____ Data extracts

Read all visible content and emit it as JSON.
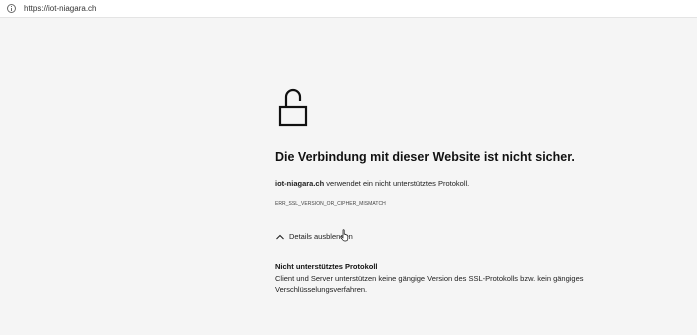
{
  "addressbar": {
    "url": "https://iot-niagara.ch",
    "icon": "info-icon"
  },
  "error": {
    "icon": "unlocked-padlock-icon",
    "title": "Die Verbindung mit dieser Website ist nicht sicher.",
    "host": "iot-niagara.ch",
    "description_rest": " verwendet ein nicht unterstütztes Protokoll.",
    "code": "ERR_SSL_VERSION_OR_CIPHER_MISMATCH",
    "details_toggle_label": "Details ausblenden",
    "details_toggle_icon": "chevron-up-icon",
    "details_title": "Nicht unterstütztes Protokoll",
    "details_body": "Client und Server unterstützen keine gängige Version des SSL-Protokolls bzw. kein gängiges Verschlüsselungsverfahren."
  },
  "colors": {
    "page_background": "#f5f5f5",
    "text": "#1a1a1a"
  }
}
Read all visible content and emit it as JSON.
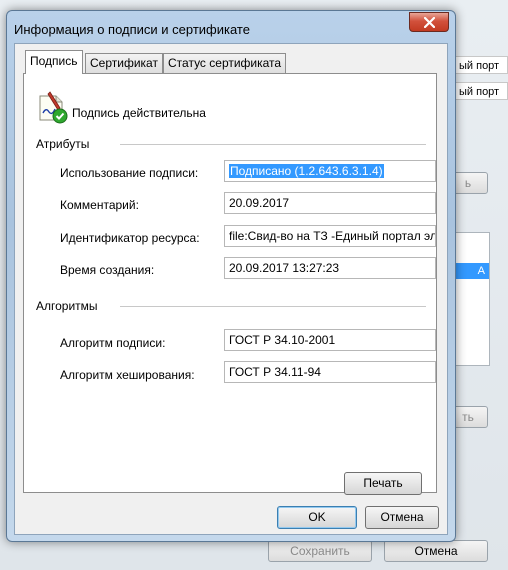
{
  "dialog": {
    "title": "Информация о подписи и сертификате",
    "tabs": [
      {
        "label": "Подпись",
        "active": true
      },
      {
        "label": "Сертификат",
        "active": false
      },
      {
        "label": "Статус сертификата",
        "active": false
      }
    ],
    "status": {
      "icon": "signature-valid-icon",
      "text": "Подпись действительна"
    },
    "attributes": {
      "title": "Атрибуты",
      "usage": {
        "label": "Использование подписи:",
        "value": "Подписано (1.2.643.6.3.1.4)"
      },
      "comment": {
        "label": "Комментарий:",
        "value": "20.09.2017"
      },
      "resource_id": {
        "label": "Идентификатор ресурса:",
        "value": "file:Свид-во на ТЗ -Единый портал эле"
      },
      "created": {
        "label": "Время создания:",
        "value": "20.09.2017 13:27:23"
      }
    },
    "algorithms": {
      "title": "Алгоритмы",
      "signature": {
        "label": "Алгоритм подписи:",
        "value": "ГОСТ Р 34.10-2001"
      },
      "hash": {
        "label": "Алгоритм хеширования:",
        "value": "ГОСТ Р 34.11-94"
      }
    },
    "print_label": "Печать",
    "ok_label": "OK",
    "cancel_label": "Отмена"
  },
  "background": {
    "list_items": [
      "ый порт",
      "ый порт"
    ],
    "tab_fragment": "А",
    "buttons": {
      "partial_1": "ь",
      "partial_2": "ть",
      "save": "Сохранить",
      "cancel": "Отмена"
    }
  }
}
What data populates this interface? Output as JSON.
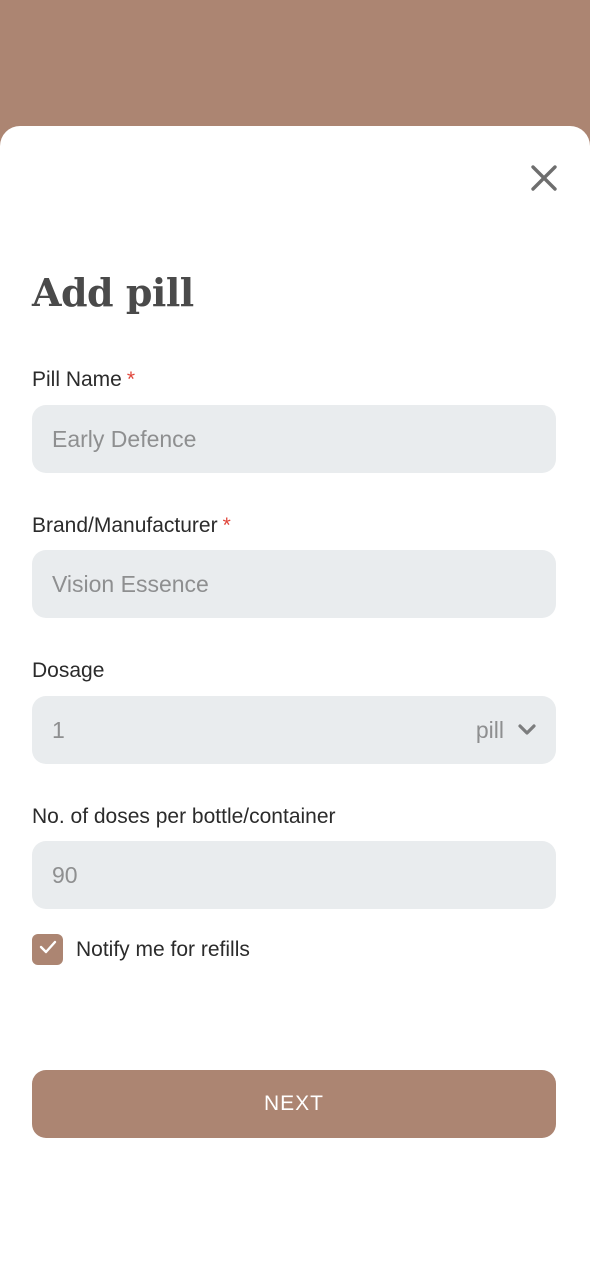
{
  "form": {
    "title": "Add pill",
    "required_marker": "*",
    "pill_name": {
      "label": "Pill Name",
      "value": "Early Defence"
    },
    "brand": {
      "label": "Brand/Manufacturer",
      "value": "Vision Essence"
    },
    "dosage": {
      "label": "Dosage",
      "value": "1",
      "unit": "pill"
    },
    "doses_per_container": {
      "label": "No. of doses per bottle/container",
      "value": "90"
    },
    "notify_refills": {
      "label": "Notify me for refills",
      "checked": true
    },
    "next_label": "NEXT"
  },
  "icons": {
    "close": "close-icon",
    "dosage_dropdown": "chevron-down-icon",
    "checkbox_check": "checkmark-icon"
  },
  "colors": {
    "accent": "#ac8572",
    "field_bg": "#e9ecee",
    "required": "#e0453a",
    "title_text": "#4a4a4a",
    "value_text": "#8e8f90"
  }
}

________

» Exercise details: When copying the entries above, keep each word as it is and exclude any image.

» Your solution:
Read all visible content and emit it as JSON.
{
  "addressbar": {
    "url": "https://iot-niagara.ch",
    "icon": "info-icon"
  },
  "error": {
    "icon": "unlocked-padlock-icon",
    "title": "Die Verbindung mit dieser Website ist nicht sicher.",
    "host": "iot-niagara.ch",
    "description_rest": " verwendet ein nicht unterstütztes Protokoll.",
    "code": "ERR_SSL_VERSION_OR_CIPHER_MISMATCH",
    "details_toggle_label": "Details ausblenden",
    "details_toggle_icon": "chevron-up-icon",
    "details_title": "Nicht unterstütztes Protokoll",
    "details_body": "Client und Server unterstützen keine gängige Version des SSL-Protokolls bzw. kein gängiges Verschlüsselungsverfahren."
  },
  "colors": {
    "page_background": "#f5f5f5",
    "text": "#1a1a1a"
  }
}
Read all visible content and emit it as JSON.
{
  "dialog": {
    "title": "Информация о подписи и сертификате",
    "tabs": [
      {
        "label": "Подпись",
        "active": true
      },
      {
        "label": "Сертификат",
        "active": false
      },
      {
        "label": "Статус сертификата",
        "active": false
      }
    ],
    "status": {
      "icon": "signature-valid-icon",
      "text": "Подпись действительна"
    },
    "attributes": {
      "title": "Атрибуты",
      "usage": {
        "label": "Использование подписи:",
        "value": "Подписано (1.2.643.6.3.1.4)"
      },
      "comment": {
        "label": "Комментарий:",
        "value": "20.09.2017"
      },
      "resource_id": {
        "label": "Идентификатор ресурса:",
        "value": "file:Свид-во на ТЗ -Единый портал эле"
      },
      "created": {
        "label": "Время создания:",
        "value": "20.09.2017 13:27:23"
      }
    },
    "algorithms": {
      "title": "Алгоритмы",
      "signature": {
        "label": "Алгоритм подписи:",
        "value": "ГОСТ Р 34.10-2001"
      },
      "hash": {
        "label": "Алгоритм хеширования:",
        "value": "ГОСТ Р 34.11-94"
      }
    },
    "print_label": "Печать",
    "ok_label": "OK",
    "cancel_label": "Отмена"
  },
  "background": {
    "list_items": [
      "ый порт",
      "ый порт"
    ],
    "tab_fragment": "А",
    "buttons": {
      "partial_1": "ь",
      "partial_2": "ть",
      "save": "Сохранить",
      "cancel": "Отмена"
    }
  }
}
What data populates this interface? Output as JSON.
{
  "form": {
    "title": "Add pill",
    "required_marker": "*",
    "pill_name": {
      "label": "Pill Name",
      "value": "Early Defence"
    },
    "brand": {
      "label": "Brand/Manufacturer",
      "value": "Vision Essence"
    },
    "dosage": {
      "label": "Dosage",
      "value": "1",
      "unit": "pill"
    },
    "doses_per_container": {
      "label": "No. of doses per bottle/container",
      "value": "90"
    },
    "notify_refills": {
      "label": "Notify me for refills",
      "checked": true
    },
    "next_label": "NEXT"
  },
  "icons": {
    "close": "close-icon",
    "dosage_dropdown": "chevron-down-icon",
    "checkbox_check": "checkmark-icon"
  },
  "colors": {
    "accent": "#ac8572",
    "field_bg": "#e9ecee",
    "required": "#e0453a",
    "title_text": "#4a4a4a",
    "value_text": "#8e8f90"
  }
}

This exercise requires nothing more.